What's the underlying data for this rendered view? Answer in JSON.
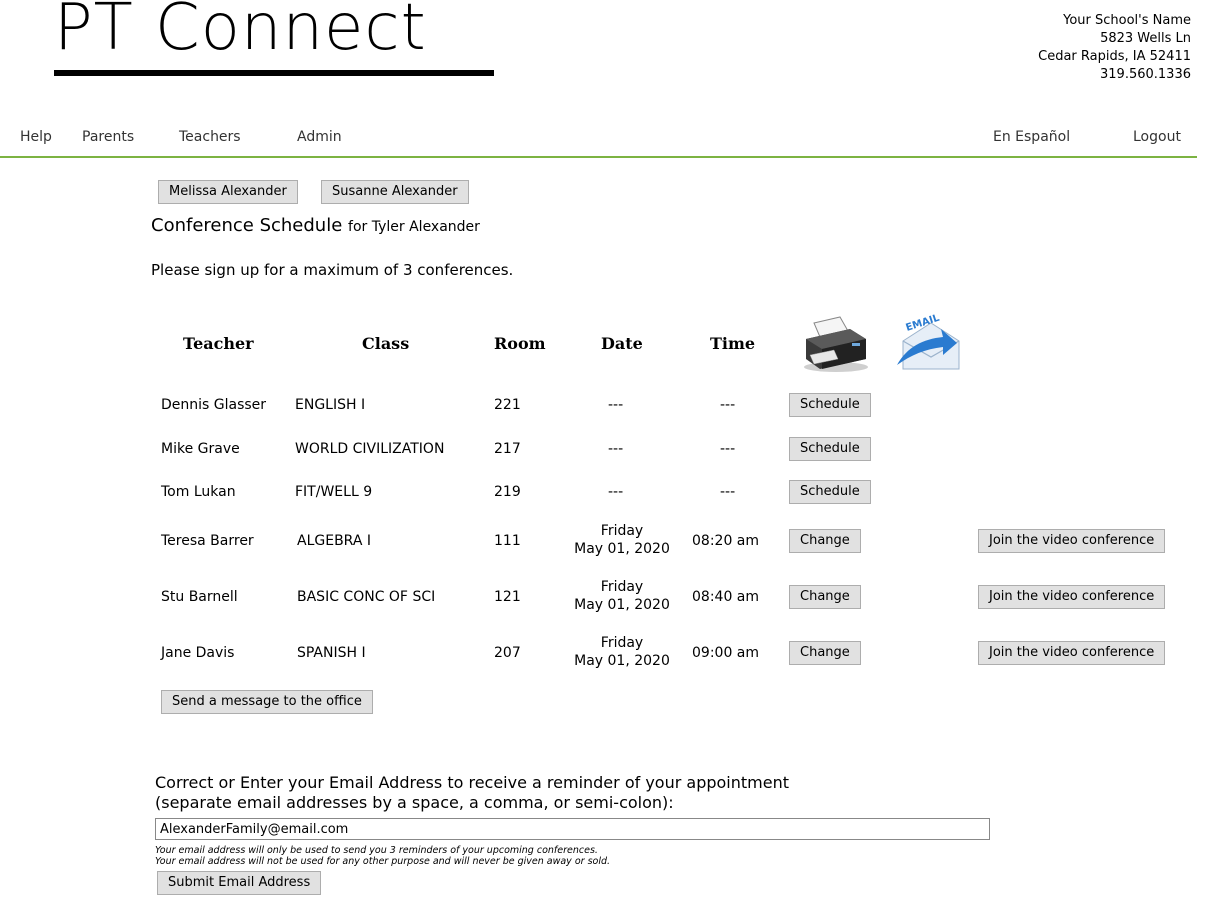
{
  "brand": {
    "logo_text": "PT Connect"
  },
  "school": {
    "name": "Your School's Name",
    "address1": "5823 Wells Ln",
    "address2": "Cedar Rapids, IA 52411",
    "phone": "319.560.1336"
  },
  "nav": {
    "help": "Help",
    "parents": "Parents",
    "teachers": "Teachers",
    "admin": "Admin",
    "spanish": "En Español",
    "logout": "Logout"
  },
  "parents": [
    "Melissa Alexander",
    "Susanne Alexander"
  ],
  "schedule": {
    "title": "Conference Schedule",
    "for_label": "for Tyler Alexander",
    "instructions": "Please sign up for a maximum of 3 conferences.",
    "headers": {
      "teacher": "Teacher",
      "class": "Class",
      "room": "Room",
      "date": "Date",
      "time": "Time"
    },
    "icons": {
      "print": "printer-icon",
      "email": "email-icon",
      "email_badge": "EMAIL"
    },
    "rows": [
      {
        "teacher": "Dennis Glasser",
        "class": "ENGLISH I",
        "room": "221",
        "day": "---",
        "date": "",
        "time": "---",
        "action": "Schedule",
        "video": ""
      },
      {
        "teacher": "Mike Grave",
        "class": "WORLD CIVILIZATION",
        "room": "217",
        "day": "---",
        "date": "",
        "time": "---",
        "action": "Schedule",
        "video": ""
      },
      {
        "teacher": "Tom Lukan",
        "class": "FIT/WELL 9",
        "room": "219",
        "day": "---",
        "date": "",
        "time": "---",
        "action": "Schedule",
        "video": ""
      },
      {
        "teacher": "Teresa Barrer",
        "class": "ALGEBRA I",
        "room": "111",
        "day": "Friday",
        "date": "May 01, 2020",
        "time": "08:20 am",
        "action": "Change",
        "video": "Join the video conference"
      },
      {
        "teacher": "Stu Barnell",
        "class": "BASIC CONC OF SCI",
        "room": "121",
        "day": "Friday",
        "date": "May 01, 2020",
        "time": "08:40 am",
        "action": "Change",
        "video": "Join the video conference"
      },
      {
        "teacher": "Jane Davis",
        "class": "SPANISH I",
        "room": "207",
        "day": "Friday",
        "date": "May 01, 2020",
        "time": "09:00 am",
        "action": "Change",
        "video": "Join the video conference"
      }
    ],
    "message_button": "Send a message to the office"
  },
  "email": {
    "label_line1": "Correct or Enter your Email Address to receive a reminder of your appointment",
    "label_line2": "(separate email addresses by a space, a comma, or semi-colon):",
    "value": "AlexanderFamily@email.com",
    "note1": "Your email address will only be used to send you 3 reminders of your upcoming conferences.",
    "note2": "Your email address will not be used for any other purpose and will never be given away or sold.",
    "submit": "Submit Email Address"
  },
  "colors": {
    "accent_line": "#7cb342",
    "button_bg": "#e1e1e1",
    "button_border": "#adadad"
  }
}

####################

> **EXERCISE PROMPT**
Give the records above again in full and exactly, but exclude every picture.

> **REPLY TO THE EXERCISE**
What's the underlying data for this rendered view? Answer in JSON.
{
  "brand": {
    "logo_text": "PT Connect"
  },
  "school": {
    "name": "Your School's Name",
    "address1": "5823 Wells Ln",
    "address2": "Cedar Rapids, IA 52411",
    "phone": "319.560.1336"
  },
  "nav": {
    "help": "Help",
    "parents": "Parents",
    "teachers": "Teachers",
    "admin": "Admin",
    "spanish": "En Español",
    "logout": "Logout"
  },
  "parents": [
    "Melissa Alexander",
    "Susanne Alexander"
  ],
  "schedule": {
    "title": "Conference Schedule",
    "for_label": "for Tyler Alexander",
    "instructions": "Please sign up for a maximum of 3 conferences.",
    "headers": {
      "teacher": "Teacher",
      "class": "Class",
      "room": "Room",
      "date": "Date",
      "time": "Time"
    },
    "icons": {
      "print": "printer-icon",
      "email": "email-icon",
      "email_badge": "EMAIL"
    },
    "rows": [
      {
        "teacher": "Dennis Glasser",
        "class": "ENGLISH I",
        "room": "221",
        "day": "---",
        "date": "",
        "time": "---",
        "action": "Schedule",
        "video": ""
      },
      {
        "teacher": "Mike Grave",
        "class": "WORLD CIVILIZATION",
        "room": "217",
        "day": "---",
        "date": "",
        "time": "---",
        "action": "Schedule",
        "video": ""
      },
      {
        "teacher": "Tom Lukan",
        "class": "FIT/WELL 9",
        "room": "219",
        "day": "---",
        "date": "",
        "time": "---",
        "action": "Schedule",
        "video": ""
      },
      {
        "teacher": "Teresa Barrer",
        "class": "ALGEBRA I",
        "room": "111",
        "day": "Friday",
        "date": "May 01, 2020",
        "time": "08:20 am",
        "action": "Change",
        "video": "Join the video conference"
      },
      {
        "teacher": "Stu Barnell",
        "class": "BASIC CONC OF SCI",
        "room": "121",
        "day": "Friday",
        "date": "May 01, 2020",
        "time": "08:40 am",
        "action": "Change",
        "video": "Join the video conference"
      },
      {
        "teacher": "Jane Davis",
        "class": "SPANISH I",
        "room": "207",
        "day": "Friday",
        "date": "May 01, 2020",
        "time": "09:00 am",
        "action": "Change",
        "video": "Join the video conference"
      }
    ],
    "message_button": "Send a message to the office"
  },
  "email": {
    "label_line1": "Correct or Enter your Email Address to receive a reminder of your appointment",
    "label_line2": "(separate email addresses by a space, a comma, or semi-colon):",
    "value": "AlexanderFamily@email.com",
    "note1": "Your email address will only be used to send you 3 reminders of your upcoming conferences.",
    "note2": "Your email address will not be used for any other purpose and will never be given away or sold.",
    "submit": "Submit Email Address"
  },
  "colors": {
    "accent_line": "#7cb342",
    "button_bg": "#e1e1e1",
    "button_border": "#adadad"
  }
}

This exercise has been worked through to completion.